Domenico Ghirlandaio - St Jerome in his study.jpg
Artist Domenico Ghirlandaio
Year 1480
Type Fresco
Dimensions 184 cm × 119 cm (72 in × 47 in)
Location Church of Ognissanti, Florence

Saint Jerome in His Study is a fresco by the Italian Renaissance painter Domenico Ghirlandaio, executed in 1480 and located in the church of Ognissanti, Florence.

The work was commissioned by the Vespucci family together with a Saint Augustine in His Study by Sandro Botticelli. Both depicted two Doctors of the Church in their studies, with a number of objects which should mark their role as precursors of humanism. They decorated the area next to the choir, which was demolished in the 18th century. In that occasion the two frescoes were removed and placed in the nave. Part of the annexed frame and the inscriptions were lost.

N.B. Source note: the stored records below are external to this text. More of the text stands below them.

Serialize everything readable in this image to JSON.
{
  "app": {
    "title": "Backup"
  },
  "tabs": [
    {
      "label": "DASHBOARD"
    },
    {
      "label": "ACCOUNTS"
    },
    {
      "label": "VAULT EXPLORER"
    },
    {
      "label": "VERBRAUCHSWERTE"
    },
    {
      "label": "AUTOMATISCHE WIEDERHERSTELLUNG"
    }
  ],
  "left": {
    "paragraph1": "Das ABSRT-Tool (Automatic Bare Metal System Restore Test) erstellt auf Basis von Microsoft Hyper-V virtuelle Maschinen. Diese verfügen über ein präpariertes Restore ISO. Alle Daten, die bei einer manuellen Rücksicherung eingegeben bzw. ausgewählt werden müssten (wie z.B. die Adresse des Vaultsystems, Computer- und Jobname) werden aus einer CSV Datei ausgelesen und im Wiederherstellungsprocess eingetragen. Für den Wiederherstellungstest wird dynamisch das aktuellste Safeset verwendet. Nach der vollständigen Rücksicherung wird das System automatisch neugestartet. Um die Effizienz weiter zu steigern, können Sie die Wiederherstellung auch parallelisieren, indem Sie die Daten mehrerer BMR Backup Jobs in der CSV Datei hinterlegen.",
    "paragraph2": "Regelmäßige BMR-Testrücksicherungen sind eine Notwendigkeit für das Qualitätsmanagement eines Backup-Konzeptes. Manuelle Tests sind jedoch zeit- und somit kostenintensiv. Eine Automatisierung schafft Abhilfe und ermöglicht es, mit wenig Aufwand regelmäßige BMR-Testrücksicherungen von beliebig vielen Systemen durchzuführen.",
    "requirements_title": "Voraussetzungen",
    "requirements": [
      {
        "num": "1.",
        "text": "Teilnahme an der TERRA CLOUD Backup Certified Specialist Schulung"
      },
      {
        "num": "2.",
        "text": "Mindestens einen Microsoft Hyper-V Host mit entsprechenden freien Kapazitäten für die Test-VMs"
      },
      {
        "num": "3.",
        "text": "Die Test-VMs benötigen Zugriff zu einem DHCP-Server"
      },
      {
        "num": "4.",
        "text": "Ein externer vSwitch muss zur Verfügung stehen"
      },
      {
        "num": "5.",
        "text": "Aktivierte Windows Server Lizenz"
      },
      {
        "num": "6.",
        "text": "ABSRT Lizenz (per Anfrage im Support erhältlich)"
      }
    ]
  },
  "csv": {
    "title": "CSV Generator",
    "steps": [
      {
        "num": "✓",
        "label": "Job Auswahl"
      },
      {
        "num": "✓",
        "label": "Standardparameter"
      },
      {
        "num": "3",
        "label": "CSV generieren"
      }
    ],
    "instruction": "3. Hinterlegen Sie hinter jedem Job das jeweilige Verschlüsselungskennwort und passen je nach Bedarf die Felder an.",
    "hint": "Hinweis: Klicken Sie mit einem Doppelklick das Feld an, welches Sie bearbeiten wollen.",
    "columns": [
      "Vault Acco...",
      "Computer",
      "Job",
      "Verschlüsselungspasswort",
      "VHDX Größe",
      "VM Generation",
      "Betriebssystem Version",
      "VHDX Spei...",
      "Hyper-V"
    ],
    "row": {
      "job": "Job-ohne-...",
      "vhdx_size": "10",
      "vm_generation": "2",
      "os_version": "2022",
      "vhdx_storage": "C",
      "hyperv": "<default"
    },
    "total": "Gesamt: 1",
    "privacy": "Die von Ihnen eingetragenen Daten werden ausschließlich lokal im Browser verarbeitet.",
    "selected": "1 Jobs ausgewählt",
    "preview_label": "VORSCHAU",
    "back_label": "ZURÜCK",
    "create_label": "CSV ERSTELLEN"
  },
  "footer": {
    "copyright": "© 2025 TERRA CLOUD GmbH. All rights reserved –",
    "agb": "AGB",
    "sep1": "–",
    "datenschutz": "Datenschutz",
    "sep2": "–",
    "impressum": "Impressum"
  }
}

While Botticelli adopted a more expressive composition in his Saint Augustine (inspired by Andrea del Castagno's works), Ghirlandaio created a more serene and conventional figure, concentrating instead on the still life of the objects exposed on the writing desk and the shelves behind Jerome. In this, he was perhaps inspired by northern European models, such as Jan van Eyck's Saint Jerome in His Study which was in the collections of Lorenzo de' Medici.

Jerome is portrayed with his head resting on one hand, while writing with the other. This was the same posture chosen by Jan van Eyck. The open books and the cartouches, with Greek and Hebrew letters, correspond to his activity as translator of the Bible. On the writing desk is the date (MCCCCLXXX), as well as a sealed letter, glasses, two inkwells (with drops of ink near them), scissors and a candle holder. The desk is covered by an oriental carpet, a luxurious object often depicted by Ghirlandaio, and perhaps also inspired by Netherlandish painters. The objects on the shelves include a cardinal hat, two pharmacist vases, a cylindrical case, a necklace, a purse, some fruit, two transparent glass bottles and an hourglass.

The light comes from the upper right corner, producing a well defined shadow of the saint on the drapery behind him; but also from the foreground, illuminating the objects on the desk.


  • Micheletti, Emma (2004). "Ghirlandaio". Pittori del Rinascimento. Florence: Scala.